Chaplains provide invaluable service in supporting police officers
Marge Hoskin – Quiet Corner Whispers
By MARGE HOSKIN
For The Norwich Bulletin
Posted May 13, 2008 @
Thursday is Peace Officers Memorial Day when U.S. flags are displayed at half-staff to honor federal, state and municipal officers killed or disabled in the line of duty.
The town of Plainfield’s Police Chaplain Corps honors those same officers every day by standing ready to meet the needs of the law enforcement community and those they serve. The corps’ five volunteer pastors from different faiths are headed by senior chaplain and founder of Plainfield’s chaplain corps, the Rev. Bill Hinckley.
Hinckley also directs the nonprofit Shields of Faith Ministries, which helps clergy and public safety departments form and manage chaplain programs in their own communities. The organization offers training programs with topics ranging from dispatcher stress to conflict resolution.

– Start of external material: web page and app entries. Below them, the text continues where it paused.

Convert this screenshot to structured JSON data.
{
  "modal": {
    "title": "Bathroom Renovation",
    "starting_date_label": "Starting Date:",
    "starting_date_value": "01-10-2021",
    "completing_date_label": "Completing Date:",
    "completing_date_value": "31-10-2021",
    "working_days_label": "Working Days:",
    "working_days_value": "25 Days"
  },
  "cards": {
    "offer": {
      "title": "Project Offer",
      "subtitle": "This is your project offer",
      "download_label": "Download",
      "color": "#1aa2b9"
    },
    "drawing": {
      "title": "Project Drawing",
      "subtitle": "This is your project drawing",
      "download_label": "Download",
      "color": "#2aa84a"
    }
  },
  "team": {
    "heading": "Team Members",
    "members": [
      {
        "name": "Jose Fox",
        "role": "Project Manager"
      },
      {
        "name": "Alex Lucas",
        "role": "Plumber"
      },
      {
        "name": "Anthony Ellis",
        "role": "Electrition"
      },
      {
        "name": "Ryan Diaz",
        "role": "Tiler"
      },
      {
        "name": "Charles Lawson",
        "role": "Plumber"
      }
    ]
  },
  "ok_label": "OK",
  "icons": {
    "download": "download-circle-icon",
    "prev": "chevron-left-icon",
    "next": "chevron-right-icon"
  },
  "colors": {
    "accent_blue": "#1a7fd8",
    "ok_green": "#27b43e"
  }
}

The Plainfield Chaplain Corps sponsors its sixth annual golf tournament Friday at Foster Country Club in Foster, R.I., where four-person play begins at Hinckley expects as many as 100 players to compete. Last year’s tournament was won by a foursome from the Plainfield Police Department.

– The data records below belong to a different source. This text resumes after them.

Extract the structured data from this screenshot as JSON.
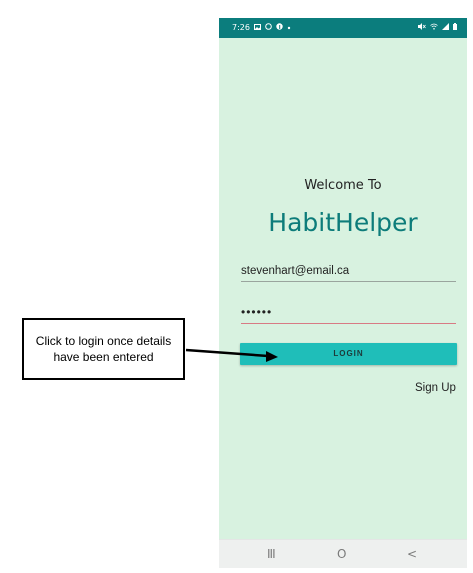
{
  "status_bar": {
    "time": "7:26",
    "left_icons": [
      "gallery-icon",
      "whatsapp-icon",
      "facebook-icon",
      "dot-icon"
    ],
    "right_icons": [
      "mute-icon",
      "wifi-icon",
      "signal-icon",
      "battery-icon"
    ]
  },
  "screen": {
    "welcome_text": "Welcome To",
    "app_title": "HabitHelper",
    "email_value": "stevenhart@email.ca",
    "password_value": "••••••",
    "login_label": "LOGIN",
    "signup_label": "Sign Up"
  },
  "nav_bar": {
    "recent_glyph": "III",
    "home_glyph": "O",
    "back_glyph": "<"
  },
  "annotation": {
    "text": "Click to login once details have been entered"
  },
  "colors": {
    "status_bar": "#0b7d7d",
    "background": "#d8f2e0",
    "title": "#0d7c7a",
    "button": "#1fbeb9",
    "password_underline": "#d87a84"
  }
}
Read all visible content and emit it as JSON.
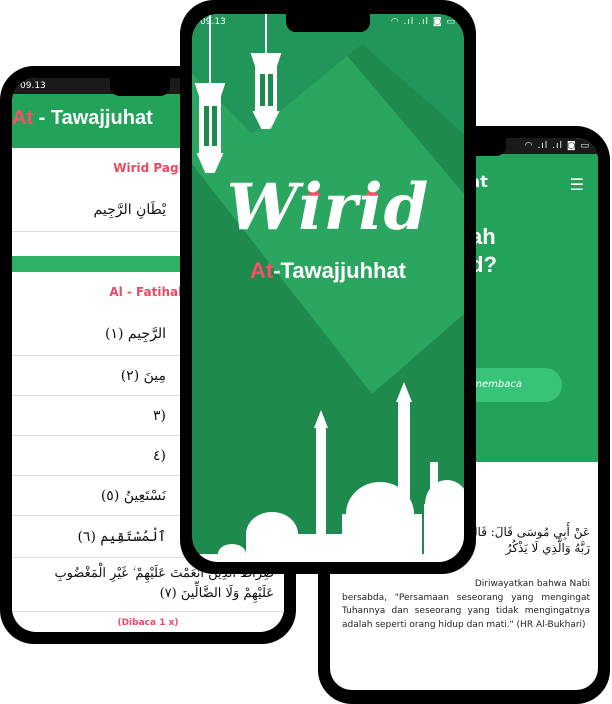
{
  "colors": {
    "green": "#23a25a",
    "accent": "#ff4d6a",
    "dark_green": "#1e8a4e"
  },
  "left_phone": {
    "time": "09.13",
    "title_accent": "At",
    "title_rest": " - Tawajjuhat",
    "section1": "Wirid Pagi",
    "ayat_taawudz": "يْطَانِ الرَّجِيم",
    "section2": "Al - Fatihah",
    "rows": [
      "الرَّجِيم (١)",
      "مِينَ (٢)",
      "(٣",
      "(٤",
      "نَسْتَعِينُ (٥)",
      "ٱلْمُسْتَقِيم (٦)"
    ],
    "row7a": "صِرَاطَ الَّذِينَ أَنْعَمْتَ عَلَيْهِمْ ۙ غَيْرِ الْمَغْضُوبِ",
    "row7b": "عَلَيْهِمْ وَلَا الضَّالِّينَ (٧)",
    "note": "(Dibaca 1 x)"
  },
  "center_phone": {
    "time": "09.13",
    "status_icons": "◠ .ıl .ıl ◙ ▭",
    "logo": "Wirid",
    "sub_accent": "At",
    "sub_rest": "-Tawajjuhhat"
  },
  "right_phone": {
    "status_icons": "◠ .ıl .ıl ◙ ▭",
    "appbar_title": "hat",
    "menu_icon": "menu-icon",
    "hero_line1": "ah",
    "hero_line2": "d?",
    "button_label": "membaca",
    "hadith_ar": "عَنْ أَبِي مُوسَى قَالَ: قَالَ رَسُولُ اللهِ ... مَثَلُ الَّذِي يَذْكُرُ رَبَّهُ وَالَّذِي لَا يَذْكُرُ",
    "hadith_id_line1": "Diriwayatkan bahwa Nabi",
    "hadith_id_rest": "bersabda, \"Persamaan seseorang yang mengingat Tuhannya dan seseorang yang tidak mengingatnya adalah seperti orang hidup dan mati.\" (HR Al-Bukhari)"
  }
}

Applications to play can be obtained from Hinckley by telephone or visit www.shieldsoffaithministries.us. The price, $95 per person or $350 per foursome, includes greens fees, cart, lunch, steak banquet and prizes. Funds raised by the tournament will be used for chaplain training, safety equipment and special programs such as Safe Kids, Plainfield’s child car seat program.

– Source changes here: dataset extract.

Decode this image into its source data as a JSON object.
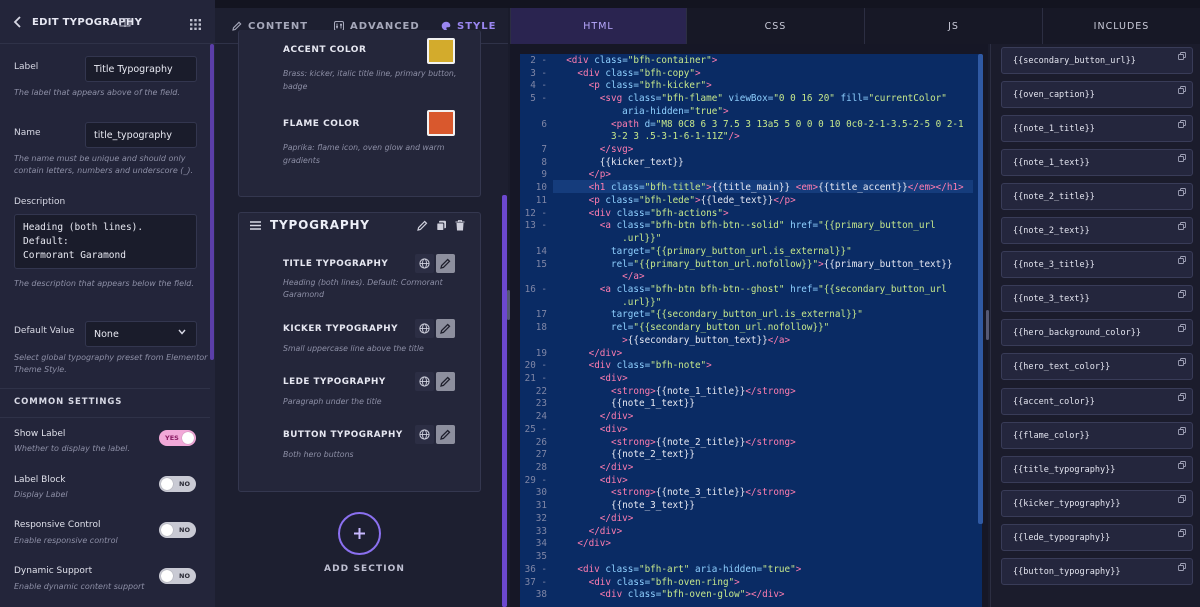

The first official recognition of chaplains by the American government occurred July 29, 1775, when the Continental Congress finally decided to pay the congregational ministers serving as chaplains under Gen. George Washington. Much later, chaplains affiliated with quasi-military organizations such as the police.
Hinckley drives around town in a black van that resembles a police vehicle. In a recent newsletter, he wrote, tongue in cheek, that the benefits of driving such a van include offers of free doughnuts and a reluctance of drivers following his vehicle on the highway to pass him.
In a more serious vein, “looking like a copy … isn’t necessarily a good idea,” he wrote, for he knows too well the dangers police face every day while protecting the rest of us. Marge Hoskin, a Quiet Corner native, is a retired naval officer. She is the former chairwoman of the Quinebaug-Shetucket Heritage Corridor Inc. board of directors and one of the founding members of the corridor. Her column appears every Tuesday. Reach her at email@example.com